Mohammad Barrangi’s beguiling new exhibition, currently on display at Leeds’ Stanley & Audrey Burton Gallery, draws the viewer in with images of transportation and transformation, charming them with still deeper richness the further into its story they venture.  

Unfolding the tale of Lily, who leaves her mother in Anzali in Iran to make her passage to the south of England, One Night, One Dream, Life In The Lighthouse parallels Barrangi’s own biography. A former Paralympic sprinter, born without the use of his left arm, he sought asylum on these shores seven years ago, finding a first welcoming berth in Wakefield. There he joined a residency programme in the town’s Art House, before going on to study at the Royal Drawing School in Shoreditch.  

Mohammad Barrangi, ‘The Smell of a Woman’s Shirt’, mixed media on paper ©The artist, 2023

One Night itself was born out of a further residency at the University of Leeds’ Special Collections, its titular lighthouse rising from the designs of Leeds-born John Smeaton, credited with coining the term ‘civil engineering’, whose tercentenary it is this year. Almost like a Jungian archetype, Barrangi’s lighthouse stands simultaneously for many things; a port in a storm, a homing beacon for the homeless, the fire that goes before the traveller in the darkness.  
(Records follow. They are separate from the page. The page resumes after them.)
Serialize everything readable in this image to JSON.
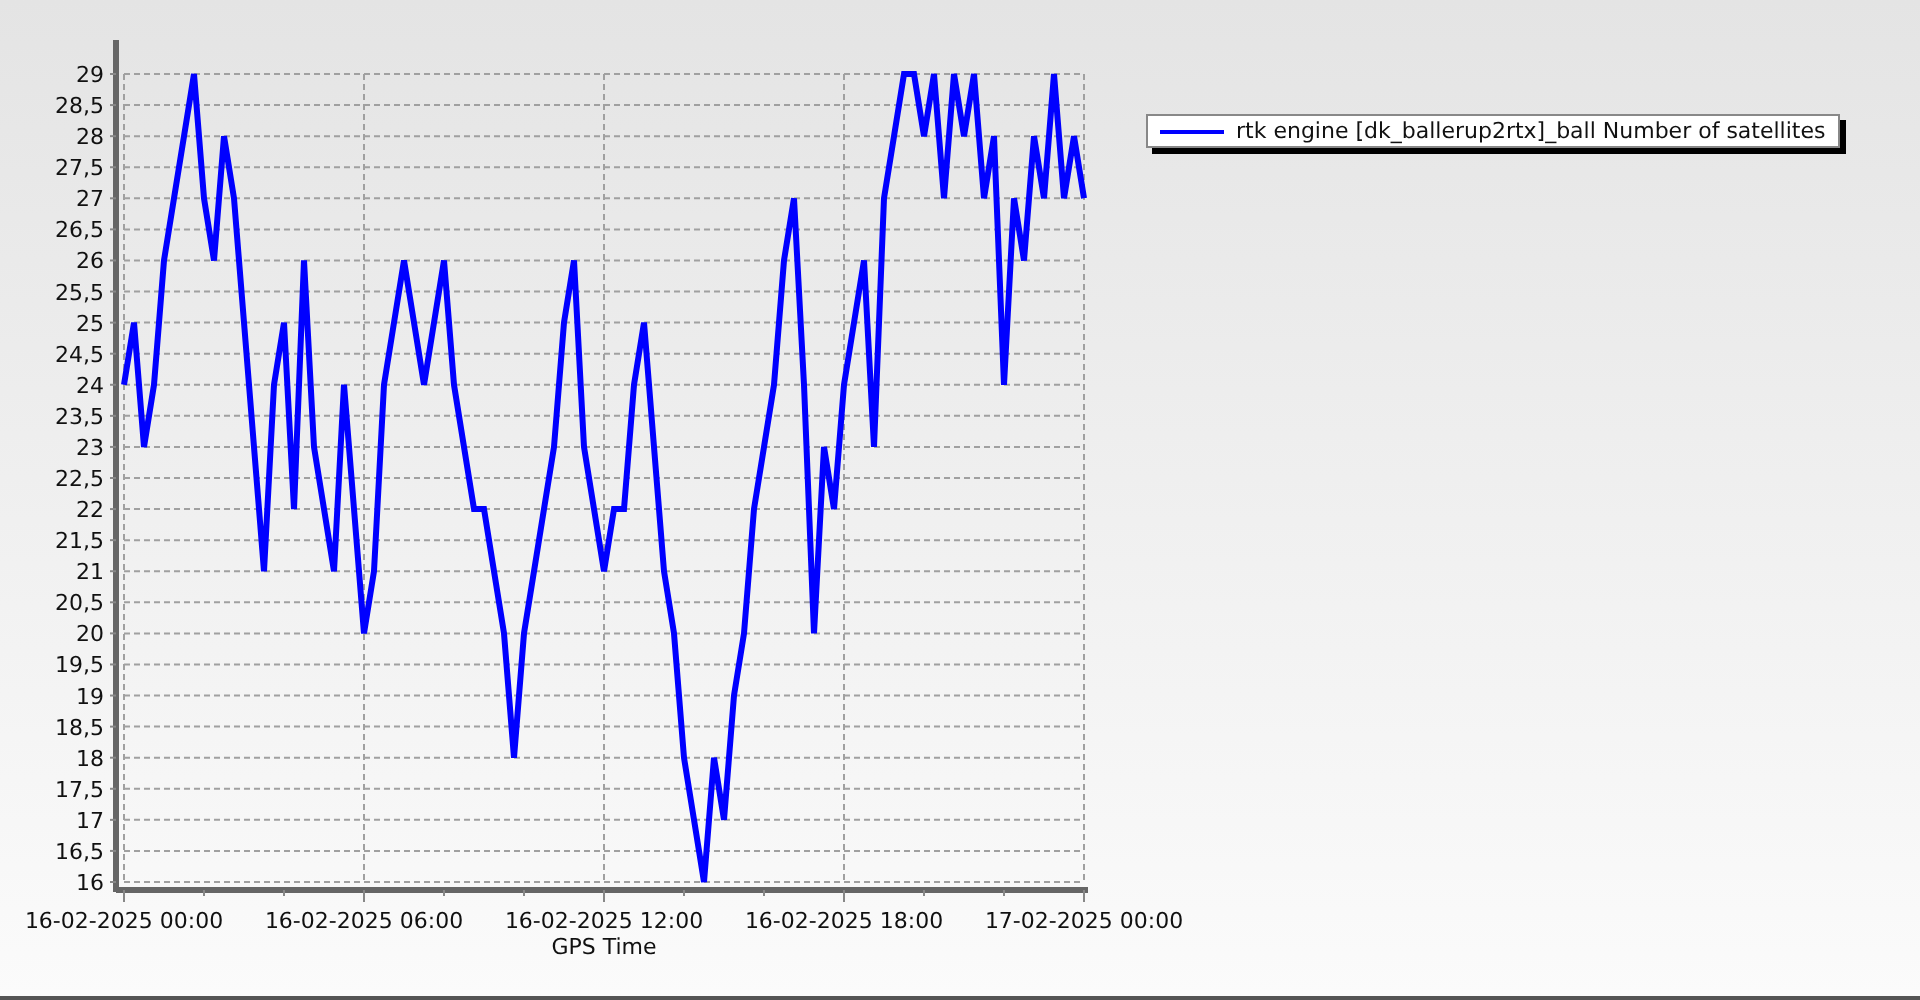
{
  "chart": {
    "chart_data": {
      "type": "line",
      "xlabel": "GPS Time",
      "ylim": [
        16,
        29
      ],
      "grid": true,
      "categories": [
        "16-02-2025 00:00",
        null,
        null,
        null,
        null,
        null,
        null,
        null,
        null,
        null,
        null,
        null,
        null,
        null,
        null,
        null,
        null,
        null,
        null,
        null,
        null,
        null,
        null,
        null,
        "16-02-2025 06:00",
        null,
        null,
        null,
        null,
        null,
        null,
        null,
        null,
        null,
        null,
        null,
        null,
        null,
        null,
        null,
        null,
        null,
        null,
        null,
        null,
        null,
        null,
        null,
        "16-02-2025 12:00",
        null,
        null,
        null,
        null,
        null,
        null,
        null,
        null,
        null,
        null,
        null,
        null,
        null,
        null,
        null,
        null,
        null,
        null,
        null,
        null,
        null,
        null,
        null,
        "16-02-2025 18:00",
        null,
        null,
        null,
        null,
        null,
        null,
        null,
        null,
        null,
        null,
        null,
        null,
        null,
        null,
        null,
        null,
        null,
        null,
        null,
        null,
        null,
        null,
        null,
        "17-02-2025 00:00"
      ],
      "yticks": [
        16,
        {
          "value": 16.5,
          "label": "16,5"
        },
        17,
        {
          "value": 17.5,
          "label": "17,5"
        },
        18,
        {
          "value": 18.5,
          "label": "18,5"
        },
        19,
        {
          "value": 19.5,
          "label": "19,5"
        },
        20,
        {
          "value": 20.5,
          "label": "20,5"
        },
        21,
        {
          "value": 21.5,
          "label": "21,5"
        },
        22,
        {
          "value": 22.5,
          "label": "22,5"
        },
        23,
        {
          "value": 23.5,
          "label": "23,5"
        },
        24,
        {
          "value": 24.5,
          "label": "24,5"
        },
        25,
        {
          "value": 25.5,
          "label": "25,5"
        },
        26,
        {
          "value": 26.5,
          "label": "26,5"
        },
        27,
        {
          "value": 27.5,
          "label": "27,5"
        },
        28,
        {
          "value": 28.5,
          "label": "28,5"
        },
        29
      ],
      "series": [
        {
          "name": "rtk engine [dk_ballerup2rtx]_ball Number of satellites",
          "color": "#0000ff",
          "values": [
            24,
            25,
            23,
            24,
            26,
            27,
            28,
            29,
            27,
            26,
            28,
            27,
            25,
            23,
            21,
            24,
            25,
            22,
            26,
            23,
            22,
            21,
            24,
            22,
            20,
            21,
            24,
            25,
            26,
            25,
            24,
            25,
            26,
            24,
            23,
            22,
            22,
            21,
            20,
            18,
            20,
            21,
            22,
            23,
            25,
            26,
            23,
            22,
            21,
            22,
            22,
            24,
            25,
            23,
            21,
            20,
            18,
            17,
            16,
            18,
            17,
            19,
            20,
            22,
            23,
            24,
            26,
            27,
            24,
            20,
            23,
            22,
            24,
            25,
            26,
            23,
            27,
            28,
            29,
            29,
            28,
            29,
            27,
            29,
            28,
            29,
            27,
            28,
            24,
            27,
            26,
            28,
            27,
            29,
            27,
            28,
            27
          ]
        }
      ]
    }
  }
}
Such multiplicity, perhaps, is one of the keys to unlocking Barrangi’s technique; the loosening of conscious association that comes with the descent into sleep and its subsequent ascent into dreaming, an unmooring of constituent parts that permits a relayering on return to the waking world. Dreaming, after all, is itself an internal migration, a journey from the everyday into another realm, one in which the unfamiliar interleaves with the familiar like a palimpsest of the real and the imaginary. Within the rapid  blinking of the dreamer’s eye, a figure with missing hands is no more remarkable and exactly as fabulous as Barrangi’s totemic zebra-unicorn.  
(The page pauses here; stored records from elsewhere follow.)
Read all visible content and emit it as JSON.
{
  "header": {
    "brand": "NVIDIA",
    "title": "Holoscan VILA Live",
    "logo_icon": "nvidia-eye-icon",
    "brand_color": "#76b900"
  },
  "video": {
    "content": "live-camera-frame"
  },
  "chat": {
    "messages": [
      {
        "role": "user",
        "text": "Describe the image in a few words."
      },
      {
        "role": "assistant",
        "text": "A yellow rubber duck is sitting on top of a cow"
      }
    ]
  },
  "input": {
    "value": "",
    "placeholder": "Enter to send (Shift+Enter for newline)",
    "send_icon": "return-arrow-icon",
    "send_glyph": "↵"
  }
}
Viewed in the light of day, the parts that make up the exhibition’s whole function like the souvenirs which the one-time staple of lunchtime children’s television, Mr Benn, would bring back from his adventures, as physical proofs plucked into tangibility from the ephemerality of the dreamworld. In keeping with a dream’s porous borders, Barrangi’s works cleave to no single tradition. The mounting of Haft Peykar, for instance, sets its iridescent turquoise against a wall of saffron yellow, echoing the rich palettes of both Indian and Persian art.  

19th century hand-embroidered and stitched silk jacket © University of Leeds International Textile Collection
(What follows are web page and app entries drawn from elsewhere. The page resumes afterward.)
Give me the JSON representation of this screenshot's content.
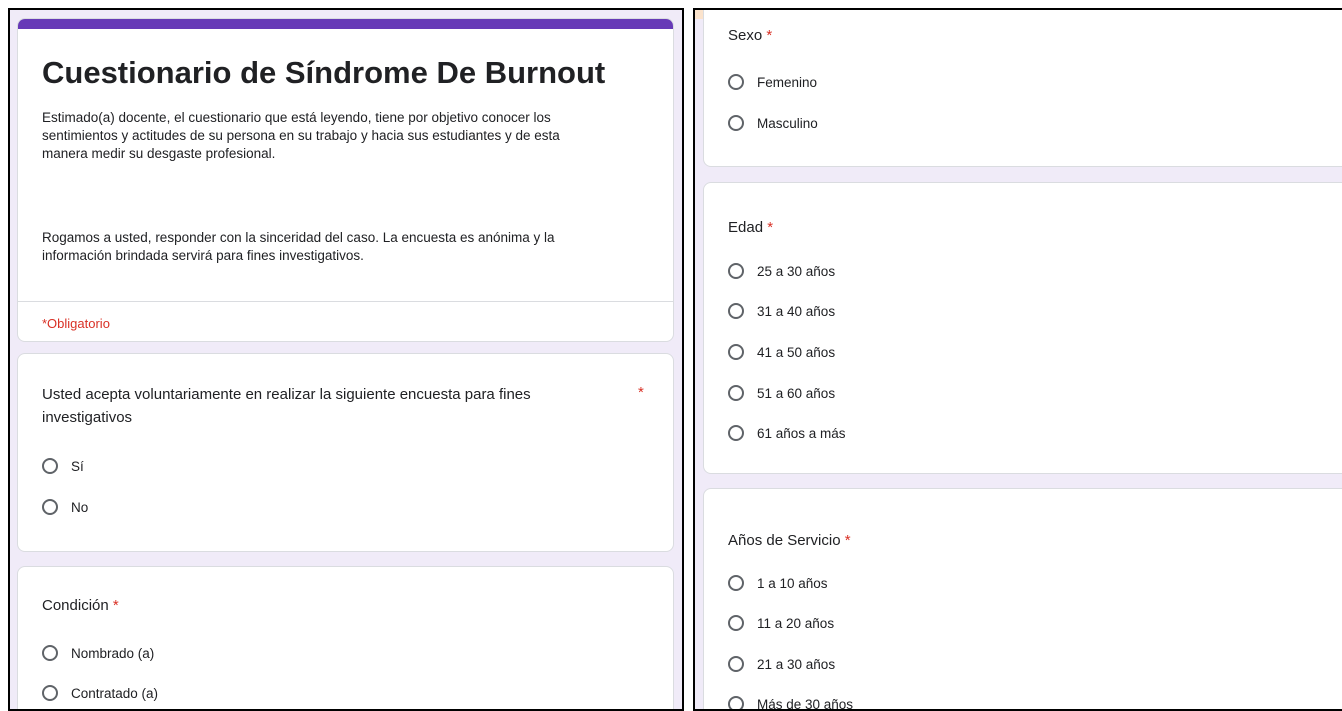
{
  "form": {
    "title": "Cuestionario de Síndrome De Burnout",
    "description_1": "Estimado(a) docente, el cuestionario que está leyendo, tiene por objetivo conocer los sentimientos y actitudes de su persona en su trabajo y hacia sus estudiantes y de esta manera medir su desgaste profesional.",
    "description_2": "Rogamos a usted, responder con la sinceridad del caso. La encuesta es anónima y la información brindada servirá para fines investigativos.",
    "required_note": "*Obligatorio",
    "accent_color": "#673ab7",
    "required_color": "#d93025",
    "background_color": "#f0ebf8"
  },
  "questions": {
    "consent": {
      "title": "Usted acepta voluntariamente en realizar la siguiente encuesta para fines investigativos",
      "required_mark": "*",
      "options": [
        "Sí",
        "No"
      ]
    },
    "condicion": {
      "title": "Condición",
      "required_mark": "*",
      "options": [
        "Nombrado (a)",
        "Contratado (a)"
      ]
    },
    "sexo": {
      "title": "Sexo",
      "required_mark": "*",
      "options": [
        "Femenino",
        "Masculino"
      ]
    },
    "edad": {
      "title": "Edad",
      "required_mark": "*",
      "options": [
        "25 a 30 años",
        "31 a 40 años",
        "41 a 50 años",
        "51 a 60 años",
        "61 años a más"
      ]
    },
    "servicio": {
      "title": "Años de Servicio",
      "required_mark": "*",
      "options": [
        "1 a 10 años",
        "11 a 20 años",
        "21 a 30 años",
        "Más de 30 años"
      ]
    }
  }
}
Its centrepiece is the Minbar, the pulpit from a mosque, which is both a near-morphological double of the lighthouse and its symbolic equivalent. Its gated doors ajar, its steps invite the viewer upward. Surrounded by a ball pool moat, a creative solution to a veto on water in the gallery space, it’s a place in which Barrangi’s heroine might herself find rest. As though to gently emphasise this, the separate works in One Night seem to sing to one another with a lullaby cadence, whether through recurrent motifs, such as the image of the mermaid Lily, which surfaces in more than one work, or the looped repetition of her mother’s song, originating from Barrangi’s own home town, Rasht. The cumulative effect has all the comforting reassurance of a bedtime story; that crossings will be safe, that night will pass into day. Certainly, in its empathy and inclusivity, it offers a more hopeful fable than the cruel narrative of the current government’s theatre of performative cruelty, itself a cover story to distract from the slow genocide of austerity. 

Though no longer a Paralympian, Barrangi continues to run, finding in the discipline the space to think, to dream; forging upward and forward, beyond the fiction of borders, reminding us in the process that we are all migrants. 

By Desmond Bullen

Main image: Mohammad Barrangi, ‘The Smell of a Woman’s Shirt’, mixed media on paper © The artist, 2023


Mohammad Barrangi: One Night, One Dream, Life In The Lighthouse is at The Stanley & Audrey Burton Gallery in Leeds until July 20, 2024. For more information, click here.